Jeff Glor: What inspired you to write this book?
Padgett Powell: Let us say I received workplace emails exclusively in the interrogative, like this: "Is it time for our esteemed Director [I was the Director] to have a chat with the Provost about our autonomy? Are we remembering what was promised us last spring by the Dean? Will we be content, again, to let History repeat itself?" and let us say I started wanting to have some ready answers: How do you stand in relation to the potato? Do you love the velvet ant as much as I?
And could not stop, for 140 pages.
* It's been extensively reported elsewhere by now, but Vroman's has stepped in to buy Book Soup.
* Reports from the Frankfurt Book Fair all seem variations on the "subdued" theme.
Orion deputy c.e.o. Malcolm Edwards agreed. "It has been very quiet on the editorial side—not many have come from the States," he said. Scout Louise Allen-Jones said there was "definitely . . . less material around than usual and there are definitely far fewer Americans than there have ever been, and fewer editors".
* Big news for the Big Read: TEV favorite Cynthia Ozick kicks off the New Rochelle Big Read.
* Another TEV hero, Los Angeles' literary Rabbi David Wolpe, has unveiled The Sacred Word, a column on sacred writings for the Huffington Post.
* The Center for the Art of Translation posts Natasha Wimmer's discussion of 2666.
* Lethem v. Chabon: Two of contemporary fiction's heavyweights battle it out for media attention. We will not link to every single mention, but here's a thoughtful look (and corrective to Kakutani's predictable juvenalia) at Lethem's Chronic City; and here's Carolyn Kellogg's Q&A with Chabon over at Jacket Copy.
* Philip Roth makes a surprise appearance in Newark: “As you get older, you get closer to home.”
* The Seattle Times considers The Complete Stories of J.G. Ballard.
The marvel of most of these tales is how instantly comprehensible their alternate realities are when so little is explained — and how believable they are, too, thanks to Ballard's unflappable narrative voice. With unerring instinct, he finds the ordinariness in the most preposterous scenarios, thus connecting them in detail and tone to our own reality.
* Booker winner Hilary Mantel interviewed at the Globe.
* Robert McCrum states the obvious - but it's worth stating, nevertheless.
* Salman Rushdie receives the Carl Sandburg Literary Award.
Rushdie isn't concerned with reviews. "The things people who like a book like about it, are exactly the same things people who didn't like a book didn't like about it. The exact same sentence! At this point, I just don't care." But what he does care about is that written literature endures. "The beauty of reading a book by yourself," he said, "is how the author's imagination interacts with your own, in a way it doesn't if you're watching a movie.
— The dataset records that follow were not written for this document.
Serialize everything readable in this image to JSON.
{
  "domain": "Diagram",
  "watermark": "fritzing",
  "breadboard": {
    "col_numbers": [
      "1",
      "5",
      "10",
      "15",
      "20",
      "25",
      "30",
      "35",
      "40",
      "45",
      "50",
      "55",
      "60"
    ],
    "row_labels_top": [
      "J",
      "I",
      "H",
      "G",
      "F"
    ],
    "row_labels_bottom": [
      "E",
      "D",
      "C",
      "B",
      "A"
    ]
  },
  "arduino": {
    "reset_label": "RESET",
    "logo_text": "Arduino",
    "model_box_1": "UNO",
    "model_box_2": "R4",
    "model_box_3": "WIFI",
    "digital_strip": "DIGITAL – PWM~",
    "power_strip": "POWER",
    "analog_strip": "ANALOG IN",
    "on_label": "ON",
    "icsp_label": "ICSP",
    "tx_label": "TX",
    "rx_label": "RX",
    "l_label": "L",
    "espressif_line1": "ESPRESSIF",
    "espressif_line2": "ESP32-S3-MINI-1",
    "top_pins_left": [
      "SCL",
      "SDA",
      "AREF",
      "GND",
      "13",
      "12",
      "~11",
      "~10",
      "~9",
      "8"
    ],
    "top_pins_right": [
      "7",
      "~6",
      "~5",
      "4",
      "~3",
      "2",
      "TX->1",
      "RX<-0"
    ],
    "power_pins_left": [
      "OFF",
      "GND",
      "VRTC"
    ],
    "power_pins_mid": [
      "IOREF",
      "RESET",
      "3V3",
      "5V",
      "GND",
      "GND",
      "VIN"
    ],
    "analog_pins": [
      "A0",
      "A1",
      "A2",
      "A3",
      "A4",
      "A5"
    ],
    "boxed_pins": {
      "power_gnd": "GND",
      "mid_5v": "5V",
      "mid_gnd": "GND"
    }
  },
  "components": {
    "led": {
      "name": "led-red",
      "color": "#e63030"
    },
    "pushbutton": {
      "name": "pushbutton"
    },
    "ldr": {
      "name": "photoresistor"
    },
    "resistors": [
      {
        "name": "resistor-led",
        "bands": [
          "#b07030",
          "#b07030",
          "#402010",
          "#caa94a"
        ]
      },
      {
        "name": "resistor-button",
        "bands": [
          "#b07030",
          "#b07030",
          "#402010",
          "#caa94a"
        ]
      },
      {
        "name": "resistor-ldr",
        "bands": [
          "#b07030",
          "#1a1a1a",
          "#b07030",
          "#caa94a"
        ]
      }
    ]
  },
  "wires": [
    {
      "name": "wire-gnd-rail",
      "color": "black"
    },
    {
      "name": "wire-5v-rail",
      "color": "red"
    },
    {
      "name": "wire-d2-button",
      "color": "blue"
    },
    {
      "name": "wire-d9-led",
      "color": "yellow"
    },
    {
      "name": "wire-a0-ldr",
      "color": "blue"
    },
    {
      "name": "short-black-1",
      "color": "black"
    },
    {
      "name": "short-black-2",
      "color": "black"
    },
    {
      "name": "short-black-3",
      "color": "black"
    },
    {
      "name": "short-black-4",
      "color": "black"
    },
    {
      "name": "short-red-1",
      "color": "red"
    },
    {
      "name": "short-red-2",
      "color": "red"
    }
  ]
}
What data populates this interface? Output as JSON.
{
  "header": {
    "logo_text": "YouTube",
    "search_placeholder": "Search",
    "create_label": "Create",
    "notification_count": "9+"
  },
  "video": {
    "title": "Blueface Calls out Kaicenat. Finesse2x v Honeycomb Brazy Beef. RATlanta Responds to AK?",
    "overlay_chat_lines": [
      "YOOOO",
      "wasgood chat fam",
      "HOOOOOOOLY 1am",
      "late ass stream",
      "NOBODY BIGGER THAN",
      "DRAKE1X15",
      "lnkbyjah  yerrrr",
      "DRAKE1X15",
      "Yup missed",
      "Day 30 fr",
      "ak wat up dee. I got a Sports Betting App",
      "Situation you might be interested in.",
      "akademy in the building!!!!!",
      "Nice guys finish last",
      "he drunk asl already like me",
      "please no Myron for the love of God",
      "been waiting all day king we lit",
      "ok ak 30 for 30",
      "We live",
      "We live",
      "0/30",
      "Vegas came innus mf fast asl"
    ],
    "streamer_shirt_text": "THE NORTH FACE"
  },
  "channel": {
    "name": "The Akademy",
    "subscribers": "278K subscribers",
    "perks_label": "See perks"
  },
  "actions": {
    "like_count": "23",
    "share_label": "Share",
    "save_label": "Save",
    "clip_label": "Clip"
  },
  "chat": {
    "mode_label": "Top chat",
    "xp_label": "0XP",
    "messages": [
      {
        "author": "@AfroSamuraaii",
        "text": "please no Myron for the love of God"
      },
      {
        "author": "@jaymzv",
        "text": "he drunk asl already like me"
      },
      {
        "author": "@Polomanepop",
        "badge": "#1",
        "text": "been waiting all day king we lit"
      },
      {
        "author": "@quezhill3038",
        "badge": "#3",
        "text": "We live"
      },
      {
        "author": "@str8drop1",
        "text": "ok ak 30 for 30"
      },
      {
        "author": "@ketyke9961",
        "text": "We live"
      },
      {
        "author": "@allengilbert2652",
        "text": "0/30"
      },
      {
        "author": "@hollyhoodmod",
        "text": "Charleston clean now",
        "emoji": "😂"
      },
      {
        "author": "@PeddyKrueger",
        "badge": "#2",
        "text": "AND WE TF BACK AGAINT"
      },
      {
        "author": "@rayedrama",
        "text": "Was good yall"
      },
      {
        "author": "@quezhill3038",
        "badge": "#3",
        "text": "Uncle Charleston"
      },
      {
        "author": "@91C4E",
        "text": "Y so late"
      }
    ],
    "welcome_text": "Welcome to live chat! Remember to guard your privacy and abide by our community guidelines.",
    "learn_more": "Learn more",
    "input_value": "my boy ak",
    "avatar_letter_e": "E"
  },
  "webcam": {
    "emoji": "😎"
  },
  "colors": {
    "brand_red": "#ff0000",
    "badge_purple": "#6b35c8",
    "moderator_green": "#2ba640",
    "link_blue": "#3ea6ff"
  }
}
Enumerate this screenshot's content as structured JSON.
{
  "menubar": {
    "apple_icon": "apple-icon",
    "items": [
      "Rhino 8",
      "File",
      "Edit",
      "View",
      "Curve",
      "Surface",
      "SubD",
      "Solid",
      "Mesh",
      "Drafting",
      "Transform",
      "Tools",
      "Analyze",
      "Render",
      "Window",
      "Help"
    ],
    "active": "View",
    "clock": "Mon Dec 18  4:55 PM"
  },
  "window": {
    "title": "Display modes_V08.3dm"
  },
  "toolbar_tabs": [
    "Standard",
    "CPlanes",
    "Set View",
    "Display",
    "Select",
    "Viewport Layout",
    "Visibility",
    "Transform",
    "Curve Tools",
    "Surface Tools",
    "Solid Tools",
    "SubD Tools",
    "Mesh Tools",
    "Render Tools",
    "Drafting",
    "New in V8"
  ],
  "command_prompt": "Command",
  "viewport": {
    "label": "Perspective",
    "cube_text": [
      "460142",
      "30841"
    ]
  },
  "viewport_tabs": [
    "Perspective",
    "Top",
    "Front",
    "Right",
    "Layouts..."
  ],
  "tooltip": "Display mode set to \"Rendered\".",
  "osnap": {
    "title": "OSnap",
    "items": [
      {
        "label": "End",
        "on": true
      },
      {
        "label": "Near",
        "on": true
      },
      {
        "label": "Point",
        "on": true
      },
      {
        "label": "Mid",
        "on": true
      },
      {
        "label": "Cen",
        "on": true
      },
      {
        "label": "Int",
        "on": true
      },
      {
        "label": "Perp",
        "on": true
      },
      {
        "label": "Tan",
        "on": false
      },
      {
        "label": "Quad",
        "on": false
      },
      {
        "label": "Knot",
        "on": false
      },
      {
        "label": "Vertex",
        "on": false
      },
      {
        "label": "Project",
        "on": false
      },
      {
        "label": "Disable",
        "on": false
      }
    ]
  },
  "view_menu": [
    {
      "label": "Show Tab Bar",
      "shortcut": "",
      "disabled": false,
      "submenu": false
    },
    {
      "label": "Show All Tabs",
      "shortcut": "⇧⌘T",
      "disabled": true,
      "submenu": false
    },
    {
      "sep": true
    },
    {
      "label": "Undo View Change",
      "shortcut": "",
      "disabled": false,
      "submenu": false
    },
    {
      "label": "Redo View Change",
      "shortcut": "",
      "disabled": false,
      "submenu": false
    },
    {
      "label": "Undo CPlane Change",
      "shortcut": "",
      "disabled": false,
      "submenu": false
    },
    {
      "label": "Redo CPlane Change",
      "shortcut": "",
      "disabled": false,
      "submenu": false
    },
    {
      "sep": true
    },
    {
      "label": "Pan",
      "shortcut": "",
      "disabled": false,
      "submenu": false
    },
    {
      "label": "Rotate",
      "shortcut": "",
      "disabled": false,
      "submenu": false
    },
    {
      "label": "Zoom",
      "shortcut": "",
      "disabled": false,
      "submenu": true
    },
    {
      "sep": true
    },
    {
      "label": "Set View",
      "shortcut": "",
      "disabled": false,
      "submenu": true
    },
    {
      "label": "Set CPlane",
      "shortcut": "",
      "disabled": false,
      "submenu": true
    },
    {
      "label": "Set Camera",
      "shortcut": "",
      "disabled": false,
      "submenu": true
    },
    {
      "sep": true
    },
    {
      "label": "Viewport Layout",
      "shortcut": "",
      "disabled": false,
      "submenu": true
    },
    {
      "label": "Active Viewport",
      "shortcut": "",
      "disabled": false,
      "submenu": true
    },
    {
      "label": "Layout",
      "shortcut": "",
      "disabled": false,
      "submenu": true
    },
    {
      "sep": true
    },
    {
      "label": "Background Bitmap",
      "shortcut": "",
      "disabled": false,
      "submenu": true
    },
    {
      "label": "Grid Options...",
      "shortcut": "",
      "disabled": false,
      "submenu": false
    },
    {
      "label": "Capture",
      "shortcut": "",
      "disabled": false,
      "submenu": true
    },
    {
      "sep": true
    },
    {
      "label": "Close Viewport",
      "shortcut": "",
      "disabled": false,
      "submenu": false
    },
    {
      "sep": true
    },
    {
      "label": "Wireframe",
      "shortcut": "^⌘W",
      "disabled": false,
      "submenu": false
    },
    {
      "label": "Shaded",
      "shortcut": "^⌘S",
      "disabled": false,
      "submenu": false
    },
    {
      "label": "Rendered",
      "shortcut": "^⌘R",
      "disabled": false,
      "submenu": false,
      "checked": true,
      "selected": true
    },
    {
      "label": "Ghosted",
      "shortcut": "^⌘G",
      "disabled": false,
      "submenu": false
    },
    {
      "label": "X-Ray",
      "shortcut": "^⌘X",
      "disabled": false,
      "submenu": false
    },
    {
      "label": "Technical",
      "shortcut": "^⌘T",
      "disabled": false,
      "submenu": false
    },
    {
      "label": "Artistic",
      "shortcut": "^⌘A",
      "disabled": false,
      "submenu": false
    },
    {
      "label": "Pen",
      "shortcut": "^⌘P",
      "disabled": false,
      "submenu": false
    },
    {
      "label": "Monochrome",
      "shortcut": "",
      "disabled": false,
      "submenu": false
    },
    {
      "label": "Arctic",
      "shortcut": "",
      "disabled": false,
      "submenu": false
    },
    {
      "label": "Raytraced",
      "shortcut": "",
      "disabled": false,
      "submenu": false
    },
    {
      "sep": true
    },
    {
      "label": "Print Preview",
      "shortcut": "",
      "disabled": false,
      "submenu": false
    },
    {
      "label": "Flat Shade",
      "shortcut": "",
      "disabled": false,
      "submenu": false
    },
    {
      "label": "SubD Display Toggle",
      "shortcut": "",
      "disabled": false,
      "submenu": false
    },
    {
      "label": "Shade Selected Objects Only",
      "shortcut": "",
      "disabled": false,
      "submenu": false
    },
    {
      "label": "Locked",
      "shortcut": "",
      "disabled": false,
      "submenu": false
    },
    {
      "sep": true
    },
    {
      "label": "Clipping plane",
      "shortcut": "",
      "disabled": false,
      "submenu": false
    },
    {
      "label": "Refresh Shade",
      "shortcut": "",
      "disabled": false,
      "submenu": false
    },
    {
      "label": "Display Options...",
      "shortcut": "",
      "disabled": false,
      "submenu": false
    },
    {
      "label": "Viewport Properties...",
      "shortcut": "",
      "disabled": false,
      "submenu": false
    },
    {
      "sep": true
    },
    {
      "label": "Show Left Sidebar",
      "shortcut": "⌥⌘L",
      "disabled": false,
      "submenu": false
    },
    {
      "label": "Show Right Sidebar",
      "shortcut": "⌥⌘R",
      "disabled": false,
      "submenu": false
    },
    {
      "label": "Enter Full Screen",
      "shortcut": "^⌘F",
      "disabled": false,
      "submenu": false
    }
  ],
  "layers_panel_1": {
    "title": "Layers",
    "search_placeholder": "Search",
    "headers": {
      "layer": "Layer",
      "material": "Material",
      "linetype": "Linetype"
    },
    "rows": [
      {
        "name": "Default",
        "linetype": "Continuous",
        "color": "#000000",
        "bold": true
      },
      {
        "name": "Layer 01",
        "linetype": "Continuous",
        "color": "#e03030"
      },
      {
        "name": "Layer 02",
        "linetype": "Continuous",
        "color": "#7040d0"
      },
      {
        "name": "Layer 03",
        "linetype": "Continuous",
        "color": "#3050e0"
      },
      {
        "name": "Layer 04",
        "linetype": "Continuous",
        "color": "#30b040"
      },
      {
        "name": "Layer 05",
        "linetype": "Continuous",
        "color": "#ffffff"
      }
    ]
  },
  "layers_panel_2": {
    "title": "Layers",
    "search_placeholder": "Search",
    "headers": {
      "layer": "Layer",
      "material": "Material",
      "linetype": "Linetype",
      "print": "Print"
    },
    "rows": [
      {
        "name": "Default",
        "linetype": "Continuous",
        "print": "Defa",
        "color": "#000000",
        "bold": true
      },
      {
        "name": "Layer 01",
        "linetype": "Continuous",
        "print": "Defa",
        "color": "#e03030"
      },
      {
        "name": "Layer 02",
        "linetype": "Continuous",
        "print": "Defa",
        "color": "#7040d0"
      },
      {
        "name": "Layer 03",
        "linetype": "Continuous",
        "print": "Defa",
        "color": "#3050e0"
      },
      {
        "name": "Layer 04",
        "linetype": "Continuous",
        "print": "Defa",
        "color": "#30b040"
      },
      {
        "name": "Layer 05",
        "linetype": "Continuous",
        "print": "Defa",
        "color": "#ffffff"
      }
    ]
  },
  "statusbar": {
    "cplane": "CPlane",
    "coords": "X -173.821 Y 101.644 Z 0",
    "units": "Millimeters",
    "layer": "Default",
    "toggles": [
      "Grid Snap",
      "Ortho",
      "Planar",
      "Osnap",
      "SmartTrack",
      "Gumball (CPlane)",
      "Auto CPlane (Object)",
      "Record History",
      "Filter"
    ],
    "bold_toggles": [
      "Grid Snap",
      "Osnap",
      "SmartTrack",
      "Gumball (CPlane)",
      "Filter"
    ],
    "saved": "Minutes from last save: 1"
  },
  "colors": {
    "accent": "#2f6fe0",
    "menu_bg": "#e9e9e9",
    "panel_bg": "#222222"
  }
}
There's that curious intimacy of strangers. That's why I think this genre will survive."
* A pundit's guide to the Giller Prize.
* A profile of Ingo Schulze, whose New Lives has been in our To Read Pile for an absurdly long time.
* Some wonderful forthcoming Penguin Classics covers out of Central Europe - designed by gray318, the genius behind the cover of Harry, Revised. (Thanks, EG)
* From the sublime to the ridiiculous - Bloomberg's list of "Top Five Literary Novels" includes John Banville and Richard Russo.
* Mr. Darcy takes it on the chin: Jane Eyre's Rochester has been voted most romantic literary character.
* Daniel Mendelsohn's Cavafy translation - which we remain doggedly determined to attend to on this site before the end of the year - is noted over at Bloomberg.
* The excellent independent press, Unbridled Books, ventures into non-fiction.
* We extend our belated congratulations to John Freeman, who has been named the permanent editor of Granta.
* Terry Jones remember Douglas Adams, and his days with the Pythons.
During that fourth series of Monty Python Douglas came out filming with us and that was how he came to play the occasional small role. Since Douglas wasn’t so busy acting, he took it on himself to drive Mike Palin, Eric Idle, Graham and myself around in his minivan. One night, after we had all been to dinner at some remote country restaurant and had imbibed a fair amount of real ale and wine (Douglas included), Douglas drove us back to the hotel. He took us up a deserted bit of road that fed on to the main highway, and we drove for about a mile before we saw another car. It was driving in the opposite direction.
* And, finally, if you're reading this from anywhere within or near the 310 area code, please come out tomorrow night to the Hammer Museum, where we'll be sharing a preview of the novel-in-progress ...